(Dataset items)
####

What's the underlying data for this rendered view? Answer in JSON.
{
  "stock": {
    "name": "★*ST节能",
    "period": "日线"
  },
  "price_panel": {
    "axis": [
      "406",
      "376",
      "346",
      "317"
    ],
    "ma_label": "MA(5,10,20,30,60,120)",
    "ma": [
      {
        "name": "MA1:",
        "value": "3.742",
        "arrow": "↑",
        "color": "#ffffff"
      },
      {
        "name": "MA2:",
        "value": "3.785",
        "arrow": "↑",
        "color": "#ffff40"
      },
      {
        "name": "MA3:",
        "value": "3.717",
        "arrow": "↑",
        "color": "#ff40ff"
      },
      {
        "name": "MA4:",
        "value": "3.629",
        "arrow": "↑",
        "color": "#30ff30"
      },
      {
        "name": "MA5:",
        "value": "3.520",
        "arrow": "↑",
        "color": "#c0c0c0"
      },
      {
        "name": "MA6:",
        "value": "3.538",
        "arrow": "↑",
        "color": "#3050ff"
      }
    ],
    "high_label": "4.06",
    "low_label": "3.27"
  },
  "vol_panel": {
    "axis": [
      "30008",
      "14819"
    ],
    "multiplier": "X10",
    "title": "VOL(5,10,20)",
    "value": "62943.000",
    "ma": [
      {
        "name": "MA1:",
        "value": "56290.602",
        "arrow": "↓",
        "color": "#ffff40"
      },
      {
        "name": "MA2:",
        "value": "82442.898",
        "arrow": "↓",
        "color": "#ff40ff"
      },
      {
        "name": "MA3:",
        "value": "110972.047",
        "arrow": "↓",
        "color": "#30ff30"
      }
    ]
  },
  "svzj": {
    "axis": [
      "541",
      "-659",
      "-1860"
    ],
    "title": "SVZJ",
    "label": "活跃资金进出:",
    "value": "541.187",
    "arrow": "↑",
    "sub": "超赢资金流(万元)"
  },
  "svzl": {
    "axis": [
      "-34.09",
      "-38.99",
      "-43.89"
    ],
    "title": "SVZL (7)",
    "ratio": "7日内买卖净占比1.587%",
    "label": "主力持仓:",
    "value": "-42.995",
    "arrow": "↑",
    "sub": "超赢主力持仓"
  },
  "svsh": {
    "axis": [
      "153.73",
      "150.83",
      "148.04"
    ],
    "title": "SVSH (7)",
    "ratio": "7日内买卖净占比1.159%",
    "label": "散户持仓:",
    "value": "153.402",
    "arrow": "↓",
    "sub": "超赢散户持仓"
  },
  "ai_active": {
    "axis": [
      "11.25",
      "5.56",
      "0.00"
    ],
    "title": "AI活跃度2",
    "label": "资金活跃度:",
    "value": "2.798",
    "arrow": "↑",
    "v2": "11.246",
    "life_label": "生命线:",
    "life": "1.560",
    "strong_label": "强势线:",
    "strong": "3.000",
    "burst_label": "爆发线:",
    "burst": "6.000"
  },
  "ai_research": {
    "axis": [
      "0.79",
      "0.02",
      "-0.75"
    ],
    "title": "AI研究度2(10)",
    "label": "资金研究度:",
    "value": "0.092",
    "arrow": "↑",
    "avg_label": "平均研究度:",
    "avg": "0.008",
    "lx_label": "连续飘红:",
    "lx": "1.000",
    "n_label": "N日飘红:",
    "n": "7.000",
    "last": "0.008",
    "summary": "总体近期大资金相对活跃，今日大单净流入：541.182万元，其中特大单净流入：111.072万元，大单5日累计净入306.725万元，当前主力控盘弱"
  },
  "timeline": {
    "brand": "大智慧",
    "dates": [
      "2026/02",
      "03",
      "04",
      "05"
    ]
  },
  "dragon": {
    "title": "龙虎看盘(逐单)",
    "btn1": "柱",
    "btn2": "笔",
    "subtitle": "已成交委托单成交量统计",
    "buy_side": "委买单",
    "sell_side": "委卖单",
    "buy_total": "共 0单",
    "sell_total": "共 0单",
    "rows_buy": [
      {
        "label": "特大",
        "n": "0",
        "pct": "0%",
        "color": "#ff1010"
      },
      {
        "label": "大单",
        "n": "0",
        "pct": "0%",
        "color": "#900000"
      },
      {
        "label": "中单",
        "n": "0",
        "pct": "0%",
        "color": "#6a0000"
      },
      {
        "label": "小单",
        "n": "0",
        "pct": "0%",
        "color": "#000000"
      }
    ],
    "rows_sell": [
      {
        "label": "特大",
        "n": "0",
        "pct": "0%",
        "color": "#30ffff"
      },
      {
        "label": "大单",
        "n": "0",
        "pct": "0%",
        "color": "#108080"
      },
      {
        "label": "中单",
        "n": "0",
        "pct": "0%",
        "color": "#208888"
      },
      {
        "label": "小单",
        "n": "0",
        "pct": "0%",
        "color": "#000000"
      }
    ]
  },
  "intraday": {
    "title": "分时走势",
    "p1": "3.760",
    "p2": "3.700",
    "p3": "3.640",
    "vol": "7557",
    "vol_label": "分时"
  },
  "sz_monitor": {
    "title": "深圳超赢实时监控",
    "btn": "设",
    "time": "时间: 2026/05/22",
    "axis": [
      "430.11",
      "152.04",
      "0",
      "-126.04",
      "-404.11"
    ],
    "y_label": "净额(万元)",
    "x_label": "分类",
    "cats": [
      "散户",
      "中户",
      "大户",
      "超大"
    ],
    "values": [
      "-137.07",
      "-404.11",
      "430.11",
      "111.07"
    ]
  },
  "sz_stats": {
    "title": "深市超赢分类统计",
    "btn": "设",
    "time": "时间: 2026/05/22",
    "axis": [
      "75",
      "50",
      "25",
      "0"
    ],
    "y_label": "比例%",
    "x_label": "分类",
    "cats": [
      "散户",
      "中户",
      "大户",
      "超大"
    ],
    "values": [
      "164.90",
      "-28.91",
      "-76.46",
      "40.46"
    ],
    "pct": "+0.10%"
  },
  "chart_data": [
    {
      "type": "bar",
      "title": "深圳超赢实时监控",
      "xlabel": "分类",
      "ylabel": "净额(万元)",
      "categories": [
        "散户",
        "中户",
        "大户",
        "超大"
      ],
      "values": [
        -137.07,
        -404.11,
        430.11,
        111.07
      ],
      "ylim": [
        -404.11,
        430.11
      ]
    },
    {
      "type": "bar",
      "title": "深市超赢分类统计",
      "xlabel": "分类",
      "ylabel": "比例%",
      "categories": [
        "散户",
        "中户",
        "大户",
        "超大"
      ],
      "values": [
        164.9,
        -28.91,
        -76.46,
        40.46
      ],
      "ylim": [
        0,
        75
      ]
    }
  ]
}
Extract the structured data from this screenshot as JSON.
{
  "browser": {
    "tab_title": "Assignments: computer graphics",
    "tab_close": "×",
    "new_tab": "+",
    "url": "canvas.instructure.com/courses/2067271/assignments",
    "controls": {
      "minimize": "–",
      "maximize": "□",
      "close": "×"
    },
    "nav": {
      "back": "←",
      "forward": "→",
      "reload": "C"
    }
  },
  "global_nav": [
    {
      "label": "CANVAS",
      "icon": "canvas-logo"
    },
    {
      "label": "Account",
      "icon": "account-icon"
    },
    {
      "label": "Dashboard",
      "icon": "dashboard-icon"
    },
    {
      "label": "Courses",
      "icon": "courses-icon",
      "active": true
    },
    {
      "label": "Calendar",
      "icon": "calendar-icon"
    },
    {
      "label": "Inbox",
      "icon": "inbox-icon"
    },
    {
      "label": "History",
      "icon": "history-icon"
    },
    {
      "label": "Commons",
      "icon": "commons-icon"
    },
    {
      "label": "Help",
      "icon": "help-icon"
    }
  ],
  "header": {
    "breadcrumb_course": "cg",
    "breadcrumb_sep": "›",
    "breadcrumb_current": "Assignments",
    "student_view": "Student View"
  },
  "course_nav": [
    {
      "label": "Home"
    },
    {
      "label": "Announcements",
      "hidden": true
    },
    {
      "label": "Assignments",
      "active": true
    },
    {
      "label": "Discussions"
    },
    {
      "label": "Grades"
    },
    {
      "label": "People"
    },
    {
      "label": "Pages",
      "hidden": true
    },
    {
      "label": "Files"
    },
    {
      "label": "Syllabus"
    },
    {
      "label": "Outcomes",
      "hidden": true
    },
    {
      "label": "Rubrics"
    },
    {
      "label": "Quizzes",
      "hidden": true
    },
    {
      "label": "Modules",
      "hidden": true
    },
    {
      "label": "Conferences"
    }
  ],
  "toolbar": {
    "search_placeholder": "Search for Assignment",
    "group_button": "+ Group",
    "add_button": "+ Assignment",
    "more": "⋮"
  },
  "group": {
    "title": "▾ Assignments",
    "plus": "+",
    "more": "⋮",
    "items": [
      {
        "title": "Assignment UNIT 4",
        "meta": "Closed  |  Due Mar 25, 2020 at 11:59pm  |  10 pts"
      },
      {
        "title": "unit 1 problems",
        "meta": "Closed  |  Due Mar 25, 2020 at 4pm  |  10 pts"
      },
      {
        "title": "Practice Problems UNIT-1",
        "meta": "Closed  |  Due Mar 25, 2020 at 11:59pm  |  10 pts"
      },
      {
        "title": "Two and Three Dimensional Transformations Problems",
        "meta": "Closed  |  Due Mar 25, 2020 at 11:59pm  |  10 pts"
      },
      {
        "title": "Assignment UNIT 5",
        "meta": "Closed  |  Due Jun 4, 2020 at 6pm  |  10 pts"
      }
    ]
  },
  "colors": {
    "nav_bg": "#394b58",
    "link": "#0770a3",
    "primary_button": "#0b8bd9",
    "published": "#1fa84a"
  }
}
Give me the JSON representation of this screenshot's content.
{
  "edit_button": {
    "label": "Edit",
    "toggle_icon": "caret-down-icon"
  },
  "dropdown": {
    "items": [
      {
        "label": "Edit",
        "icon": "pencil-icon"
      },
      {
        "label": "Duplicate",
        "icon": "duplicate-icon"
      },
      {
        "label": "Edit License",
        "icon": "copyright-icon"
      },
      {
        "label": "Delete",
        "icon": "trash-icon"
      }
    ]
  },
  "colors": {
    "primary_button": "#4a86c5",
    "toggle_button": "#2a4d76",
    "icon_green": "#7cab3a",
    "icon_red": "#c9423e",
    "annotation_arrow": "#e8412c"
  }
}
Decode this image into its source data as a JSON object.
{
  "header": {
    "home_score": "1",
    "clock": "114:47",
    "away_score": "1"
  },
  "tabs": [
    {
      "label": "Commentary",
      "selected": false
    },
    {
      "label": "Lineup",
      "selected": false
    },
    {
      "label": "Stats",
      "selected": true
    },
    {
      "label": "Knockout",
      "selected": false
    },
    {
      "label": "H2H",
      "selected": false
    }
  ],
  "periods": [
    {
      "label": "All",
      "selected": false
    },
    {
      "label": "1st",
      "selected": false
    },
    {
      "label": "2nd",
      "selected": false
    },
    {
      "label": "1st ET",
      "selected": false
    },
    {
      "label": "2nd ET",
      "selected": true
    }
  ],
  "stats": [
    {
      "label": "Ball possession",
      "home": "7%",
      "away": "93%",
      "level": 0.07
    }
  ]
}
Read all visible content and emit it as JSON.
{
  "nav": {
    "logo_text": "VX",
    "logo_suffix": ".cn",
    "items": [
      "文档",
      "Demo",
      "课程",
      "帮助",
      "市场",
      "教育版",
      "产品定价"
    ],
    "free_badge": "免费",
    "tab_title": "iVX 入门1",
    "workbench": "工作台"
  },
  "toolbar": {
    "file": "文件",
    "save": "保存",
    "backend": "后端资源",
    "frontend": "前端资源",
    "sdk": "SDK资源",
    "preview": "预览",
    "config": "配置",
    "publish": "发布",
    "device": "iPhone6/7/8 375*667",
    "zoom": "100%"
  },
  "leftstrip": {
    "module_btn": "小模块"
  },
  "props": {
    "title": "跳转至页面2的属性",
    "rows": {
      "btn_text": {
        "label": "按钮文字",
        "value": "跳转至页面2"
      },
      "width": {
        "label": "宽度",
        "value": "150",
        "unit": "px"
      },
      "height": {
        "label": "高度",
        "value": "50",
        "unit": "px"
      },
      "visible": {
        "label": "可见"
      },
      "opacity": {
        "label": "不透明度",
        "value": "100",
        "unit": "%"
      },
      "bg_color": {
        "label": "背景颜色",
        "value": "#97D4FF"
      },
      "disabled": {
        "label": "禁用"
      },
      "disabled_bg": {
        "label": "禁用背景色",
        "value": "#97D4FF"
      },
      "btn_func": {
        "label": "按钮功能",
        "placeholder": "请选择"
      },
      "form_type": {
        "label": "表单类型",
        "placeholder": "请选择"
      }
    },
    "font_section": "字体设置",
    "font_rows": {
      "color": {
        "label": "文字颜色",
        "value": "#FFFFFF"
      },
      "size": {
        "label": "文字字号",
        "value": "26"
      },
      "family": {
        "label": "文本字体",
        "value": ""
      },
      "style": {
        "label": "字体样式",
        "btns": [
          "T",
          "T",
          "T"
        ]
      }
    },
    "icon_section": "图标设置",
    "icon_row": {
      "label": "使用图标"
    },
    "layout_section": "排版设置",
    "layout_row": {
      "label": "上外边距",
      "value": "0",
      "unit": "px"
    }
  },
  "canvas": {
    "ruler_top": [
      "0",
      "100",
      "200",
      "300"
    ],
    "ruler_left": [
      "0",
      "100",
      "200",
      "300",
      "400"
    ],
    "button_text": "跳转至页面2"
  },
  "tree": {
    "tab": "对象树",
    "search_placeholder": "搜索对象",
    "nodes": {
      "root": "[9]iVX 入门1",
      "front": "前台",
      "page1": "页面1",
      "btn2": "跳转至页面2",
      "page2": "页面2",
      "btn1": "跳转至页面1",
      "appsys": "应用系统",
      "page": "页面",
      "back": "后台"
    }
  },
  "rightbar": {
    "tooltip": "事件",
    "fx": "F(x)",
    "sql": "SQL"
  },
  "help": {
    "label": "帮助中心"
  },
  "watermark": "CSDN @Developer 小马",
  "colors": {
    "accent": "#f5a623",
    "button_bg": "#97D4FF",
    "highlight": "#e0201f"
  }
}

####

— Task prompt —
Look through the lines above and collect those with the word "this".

— Reply to the exercise —
What's the underlying data for this rendered view? Answer in JSON.
Extract the structured data from this screenshot as JSON.
Give me the JSON representation of this screenshot's content.
Decode this image into its source data as a JSON object.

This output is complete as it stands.